    Gerry’s electorate had not even the decency to turn out to say goodbye to one of the most heart breaking victims of the Troubles.
    The Provos inch towards respectability just as the Nazis did. Unlike the Nazis, they do not have the proud middle class with them. That being so, they often appear funny as they ape the ways of their betters, pretending to be politicians, peace makers, patriots, historians, decent members of society.
    Without the connivances of Adams and his ilk, the world would have been a better place. Ireland would certainly have been much better. But the Irish don’t care. We love losers and tossers. That is why we vote for them.

  • slappymcgroundout

    I’ll be waiting for someone other than me comment on Hughes’ one comment, to wit: I have never ever ever admitted to being in the IRA, never… Big Gerry would be proud. I’ll let you all explain why Darkie got a pass on that one while you’ve certified Big Gerry as clinically insane for the same. Now for a word from the late David Ervine on being Irish, and in favor of union:

  • Munsterview

    “……That being so, they often appear funny as they ape the ways of their betters, pretending to be politicians, peace makers, patriots, historians, decent members of society……..”

    Memo to Pesky’s handlers, aside from the fact that this persona cover is well blown it was time to change the record anyway. You lot failed : republicans are in power; live with it and continue to enjoy your pensions at least until SF makes largest party and First Minister !

  • Lionel Hutz

    This will have no impact in the north but will it have an impact in the south. That is a big question! If Sinn Fein cannot capatilise from the disaster in ROI now, they have no chance in the future. And if they are seen to be completely unelectable in the south, even now, will that eventually permeate north of the border.

    It will take time ofcourse. However, nationalists know that N.I. is a political backwater but if Sinn Fein are unelectable in the south and if northern nationalists finally see it as imperative that there is an effective representation in the north, will we look elsewhere.

    The problem is that the SDLP are a joke. They get my vote by default only now. If the SDLP had any credible politicians left, they would destroy Sinn Fein. But everytime I hear Ritchie and Attwood, I want to to slap them – in a constructive way. These guys cannot provide a credible atlernative

  • Tom O Braonain

    After reading the book and watching the programme It looks like form 73 onwards the British Intelligence had total control over the 6 counties , the sad thing is that Gerry and Martin (and cohorts) have a long term view of united through consensus (justified) but as we know there is 6-700 young men ready to go down the road Hughes went today 2010 (for the same reasons but without the injustice his generation faced), even with Sinn Féin in power in the 6 counties and an agreed peace process. He was a brave soldier in the basic level of soldiering but the generals left him behind.
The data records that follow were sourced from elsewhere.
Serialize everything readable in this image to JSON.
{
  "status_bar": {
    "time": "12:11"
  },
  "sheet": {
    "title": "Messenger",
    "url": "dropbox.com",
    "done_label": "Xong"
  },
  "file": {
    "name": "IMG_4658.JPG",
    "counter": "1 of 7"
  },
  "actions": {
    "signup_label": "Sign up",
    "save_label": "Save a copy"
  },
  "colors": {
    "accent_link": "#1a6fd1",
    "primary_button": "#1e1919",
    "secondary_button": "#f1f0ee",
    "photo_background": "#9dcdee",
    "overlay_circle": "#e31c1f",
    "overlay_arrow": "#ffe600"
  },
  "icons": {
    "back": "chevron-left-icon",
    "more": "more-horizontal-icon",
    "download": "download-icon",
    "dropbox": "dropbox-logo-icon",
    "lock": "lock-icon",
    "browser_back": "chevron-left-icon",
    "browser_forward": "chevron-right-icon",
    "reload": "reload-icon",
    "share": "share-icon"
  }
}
The irony is as always the generals are alive but the soldier speaks more profoundly from the grave, time will tell.

  • Tom O Braonain

    lámh dhearg- is focal baininsineach é lámh

  • wee buns

    In full empathy…with your wanting to slap them…except in my case it’s all of them, north and south. Utter wasters.

  • wee buns

    Just watched the docu. Compelling stories but found myself uber intrigued by ye olde footage: where exactly; faces of people etc. Glad I recorded it.

  • francesco

    Excellent documentary indeed, watched it a few days ago while at work and found it very interesting, a true slice of the troubled history of Ireland narrated by two of the biggest fugures of the troubles.. both sadly gone

    i’m sure peter taylor would be proud of this work